In the 18th century Europe, porcelain was such a phenomenon it became known as White Gold. The Europeans desired to produce their own to establish an internal market which could compete with Chinese and Japanese imports, but the key ingredient of porcelain – kaolin, a type of clay – was an unknown secret.
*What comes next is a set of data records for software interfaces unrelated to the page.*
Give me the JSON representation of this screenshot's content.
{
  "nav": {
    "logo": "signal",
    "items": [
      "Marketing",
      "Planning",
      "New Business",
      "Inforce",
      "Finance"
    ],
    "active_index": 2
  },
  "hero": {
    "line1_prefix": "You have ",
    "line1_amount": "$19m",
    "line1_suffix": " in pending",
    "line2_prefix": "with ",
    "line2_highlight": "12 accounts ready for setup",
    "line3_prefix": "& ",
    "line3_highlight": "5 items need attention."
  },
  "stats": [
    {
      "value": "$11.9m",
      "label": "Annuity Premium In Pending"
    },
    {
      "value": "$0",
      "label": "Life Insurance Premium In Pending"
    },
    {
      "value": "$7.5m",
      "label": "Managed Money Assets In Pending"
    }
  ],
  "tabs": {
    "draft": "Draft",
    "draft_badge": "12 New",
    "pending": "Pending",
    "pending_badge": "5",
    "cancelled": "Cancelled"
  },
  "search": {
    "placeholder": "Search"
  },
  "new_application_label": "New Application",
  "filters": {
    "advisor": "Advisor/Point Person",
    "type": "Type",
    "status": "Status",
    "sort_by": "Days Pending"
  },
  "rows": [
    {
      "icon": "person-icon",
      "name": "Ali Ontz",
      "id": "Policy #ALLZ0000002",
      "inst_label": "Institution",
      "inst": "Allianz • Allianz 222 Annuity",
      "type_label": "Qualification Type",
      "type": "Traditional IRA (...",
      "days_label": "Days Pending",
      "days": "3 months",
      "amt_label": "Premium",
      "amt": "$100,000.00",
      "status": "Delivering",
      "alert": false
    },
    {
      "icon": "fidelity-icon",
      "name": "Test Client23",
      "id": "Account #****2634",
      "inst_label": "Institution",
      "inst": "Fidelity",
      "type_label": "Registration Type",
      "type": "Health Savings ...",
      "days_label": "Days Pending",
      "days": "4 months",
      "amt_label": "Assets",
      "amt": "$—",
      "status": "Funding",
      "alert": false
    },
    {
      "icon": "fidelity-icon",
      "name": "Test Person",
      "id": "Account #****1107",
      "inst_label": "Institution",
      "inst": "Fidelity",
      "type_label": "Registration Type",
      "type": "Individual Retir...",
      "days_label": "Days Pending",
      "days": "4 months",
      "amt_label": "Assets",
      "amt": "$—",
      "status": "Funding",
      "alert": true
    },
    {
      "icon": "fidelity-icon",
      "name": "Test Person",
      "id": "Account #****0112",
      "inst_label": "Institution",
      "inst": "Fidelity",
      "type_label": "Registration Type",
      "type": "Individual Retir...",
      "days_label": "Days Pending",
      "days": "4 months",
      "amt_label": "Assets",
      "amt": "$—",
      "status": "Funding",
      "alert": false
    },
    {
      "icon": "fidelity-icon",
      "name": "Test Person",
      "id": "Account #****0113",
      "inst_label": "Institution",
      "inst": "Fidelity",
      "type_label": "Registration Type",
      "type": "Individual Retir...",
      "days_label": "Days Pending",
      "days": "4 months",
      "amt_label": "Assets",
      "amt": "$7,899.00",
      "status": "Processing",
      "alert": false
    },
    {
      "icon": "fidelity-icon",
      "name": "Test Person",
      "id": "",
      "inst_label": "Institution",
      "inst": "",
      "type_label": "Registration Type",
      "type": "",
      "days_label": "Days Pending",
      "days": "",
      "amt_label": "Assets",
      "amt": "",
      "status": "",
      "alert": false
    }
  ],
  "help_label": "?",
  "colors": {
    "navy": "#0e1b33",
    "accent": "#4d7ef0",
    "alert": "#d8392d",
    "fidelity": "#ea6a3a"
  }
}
Meissen manufactury, in Germany, was the first to discover this secret and produce hard-paste “real” porcelain in Europe. Meanwhile, in France, Sèvres manufactury specialized in the production of soft-paste “fake” porcelain, whose creative use of material differences allowed them to become a competitive contender in the European porcelain market. Here, we learn more about these processes as they were back then.